Consider the best way to nest your files for your use when modifying configurations. All of the intermediary levels between the most specific and the most general directives need to stay as closely in sync as they can for this system to be useful in avoiding misconfigurations and configuration entropy.

I think a good general rule would be that each server has a "site" role (when there are multiple httpd installs for instance), a "layer" role, and a "server" role. That would correspond to a structure like this:

conf/site (template for conf/sites)
conf/layer (template for conf/layers)
conf/server (template for conf/servers)

The build script then must be adapted to take each of these into account when reducing the set of configurations down into the configuration needed for this particular host.

#! /bin/bash
# $1 server to build
# $2 layer to build
# $3 site to build


# make directory for configuration
mkdir -p configs/$BUILDDIR

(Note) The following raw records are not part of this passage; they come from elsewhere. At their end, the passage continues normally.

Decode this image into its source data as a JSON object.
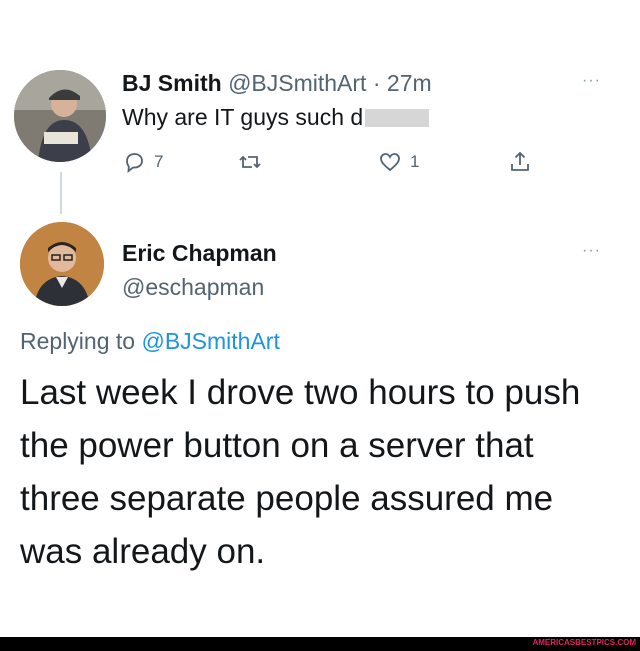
{
  "tweet1": {
    "name": "BJ Smith",
    "handle": "@BJSmithArt",
    "separator": "·",
    "time": "27m",
    "text": "Why are IT guys such d",
    "more": "···",
    "replies": "7",
    "likes": "1"
  },
  "tweet2": {
    "name": "Eric Chapman",
    "handle": "@eschapman",
    "more": "···",
    "replying_prefix": "Replying to",
    "replying_to": "@BJSmithArt",
    "text": "Last week I drove two hours to push the power button on a server that three separate people assured me was already on."
  },
  "watermark": "AMERICASBESTPICS.COM",
  "icons": [
    "reply-icon",
    "retweet-icon",
    "like-icon",
    "share-icon"
  ],
  "colors": {
    "link": "#1b95e0",
    "muted": "#536471",
    "text": "#14171a"
  }
}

# export the common directive files to the build dir for this config
svn export $SVNREPO/common configs/$BUILDDIR/common
# export the server specific files to the build dir for this config as "conf/server"
svn export $SVNREPO/servers/$SERVER configs/$BUILDDIR/server
svn export $SVNREPO/layers/$LAYER configs/$BUILDDIR/layer
svn export $SVNREPO/sites/$SITE configs/$BUILDDIR/site

Each site may have different configurations for each layer. If the way that the Include statements in your configuration files works there are lots of levels of heirarchy, you may wish to use a heirarchical folder structer. That is the fundamental model that I used, but it is more complex to illustrate conceptually and so I will leave illustrating it to a later post (if there is demand).

I hope this post helps someone else who is looking for information on build scripts, modular configurations, modular directives, magic modular molecules or general httpd common configuration tomfoolery. Good luck and take care! Considered actions are the only defensible ones.

No comments:

Post a Comment